Regular household bleach (5-6% concentration) is fine for cleaning most driveways. Just mix it with water in a sprayer and apply it on the driveway.
For extra-tough stains or if the driveway is really dirty, you can use pool chlorine. It is a more concentrated version of household bleach – usually between 10-12%. You can get this type of bleach in most pool stores.
But be super careful when using pool chlorine. Because of its high concentration, it can burn your skin if you come into contact with it. You also shouldn’t breath any of it when spraying it on the driveway. Wear complete protective gear including gloves, boots, safety glasses and a nose mask with filter.
You can also use oxygen bleach like OxiClean if you prefer something gentler.
How to Clean a Driveway With Bleach: Step by Step Guide
Remember to wear protective gear before you begin cleaning with bleach. Also remove any items on the driveway, clear away nearby potted plants, and make sure the kids stay away.
1. Prepare the Driveway
The first step is to pre-clean the driveway to get rid of loose dirt and debris. The easiest way to do this is pressure-washing it. If you don’t have a pressure washer, you can also sweep the driveway or rinse it with a garden hose.
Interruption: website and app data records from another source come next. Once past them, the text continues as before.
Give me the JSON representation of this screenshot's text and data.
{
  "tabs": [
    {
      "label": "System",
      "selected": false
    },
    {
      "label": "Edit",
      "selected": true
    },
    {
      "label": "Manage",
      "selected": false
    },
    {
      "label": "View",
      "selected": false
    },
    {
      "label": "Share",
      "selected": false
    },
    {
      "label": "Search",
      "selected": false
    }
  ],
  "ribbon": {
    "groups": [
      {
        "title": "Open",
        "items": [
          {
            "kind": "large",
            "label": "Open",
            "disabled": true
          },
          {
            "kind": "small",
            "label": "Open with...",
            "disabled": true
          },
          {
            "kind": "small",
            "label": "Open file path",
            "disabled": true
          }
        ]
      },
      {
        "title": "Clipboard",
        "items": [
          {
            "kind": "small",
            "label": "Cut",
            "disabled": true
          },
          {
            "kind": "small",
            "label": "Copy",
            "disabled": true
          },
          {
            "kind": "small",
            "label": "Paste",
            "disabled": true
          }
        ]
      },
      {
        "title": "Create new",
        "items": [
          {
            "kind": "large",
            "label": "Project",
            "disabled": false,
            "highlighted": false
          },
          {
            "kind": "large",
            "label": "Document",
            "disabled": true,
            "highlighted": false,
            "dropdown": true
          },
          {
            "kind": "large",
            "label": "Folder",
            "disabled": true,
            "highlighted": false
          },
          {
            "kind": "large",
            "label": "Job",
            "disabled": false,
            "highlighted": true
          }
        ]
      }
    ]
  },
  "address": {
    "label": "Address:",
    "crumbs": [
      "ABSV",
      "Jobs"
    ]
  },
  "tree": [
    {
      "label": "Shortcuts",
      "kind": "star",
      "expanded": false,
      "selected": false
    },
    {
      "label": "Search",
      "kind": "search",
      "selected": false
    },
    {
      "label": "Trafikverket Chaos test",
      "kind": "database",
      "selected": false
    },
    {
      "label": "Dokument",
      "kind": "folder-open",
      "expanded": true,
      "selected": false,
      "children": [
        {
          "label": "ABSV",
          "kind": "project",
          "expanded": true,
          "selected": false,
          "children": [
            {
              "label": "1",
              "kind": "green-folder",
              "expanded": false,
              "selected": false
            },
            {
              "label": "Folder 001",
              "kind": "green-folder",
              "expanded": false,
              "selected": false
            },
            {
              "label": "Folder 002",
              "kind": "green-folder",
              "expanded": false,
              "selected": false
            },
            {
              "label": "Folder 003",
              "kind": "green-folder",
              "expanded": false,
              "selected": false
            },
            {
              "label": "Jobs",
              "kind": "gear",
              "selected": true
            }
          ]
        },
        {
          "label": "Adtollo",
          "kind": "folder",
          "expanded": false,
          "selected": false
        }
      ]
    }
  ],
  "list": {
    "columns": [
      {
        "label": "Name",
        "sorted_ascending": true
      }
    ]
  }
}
You can also use a leaf blower to remove dust and leaves from the driveway.
Mix chlorine bleach with water in a ratio of 1:10. Use a higher ratio if the driveway is really dirty or if you are dealing with some serious stains.
Add the mixture to a sprayer, a watering can or bucket and then apply it on the driveway. If you have a long driveway, you can clean a portion of it at a time. But if it’s not too large, soak all of it with the bleach solution.
Let the solution sit on the driveway for about 6 minutes, and up to 10 minutes if you have lots of mould and mildew on the driveway.
3. Scrub or Pressure Wash
Next, come in with a stiff brush and scrub the driveway, focusing on areas with stains, dirt or discolouration. Rinse the driveway with a pressure washer or garden hose.
Instead of scrubbing, you can also use a pressure washer with a surface cleaner attached (look for one with brushes). A surface cleaner is a lot easier and faster to use compared to scrubbing with a brush.
You could do one final rinse and finish your work there. But after the driveway dries, you may notice streaks left by the brush or surface cleaner.
To prevent these, a post-treatment is important. Prepare the same 1:10 bleach and water solution as before and apply it on the driveway. Leave it for 5 minutes then rinse off thoroughly with a garden hose or pressure washer.
This eliminates any streaks and further brightens the driveway. It also removes any remaining dirt and stains that may not have been removed in the first step.
Tip: If you notice there are still some big stains or discoloration left on the driveway, increase the bleach concentration during post-treatment. You can even do a 50:50 bleach and water mix, but make sure you rinse it off thoroughly.
For more tips on cleaning your driveway with bleach, we recommend watching this video.
Alternatives to Bleach
There are plenty of other products you can use to clean your driveway depending on the results you are looking for.
For regular everyday cleaning, an outdoor detergent works great. You can also use dish soap. For oil and grease stains, a look for a commercial degreaser. Baking soda or powdered detergent can also work for milder and recent stains.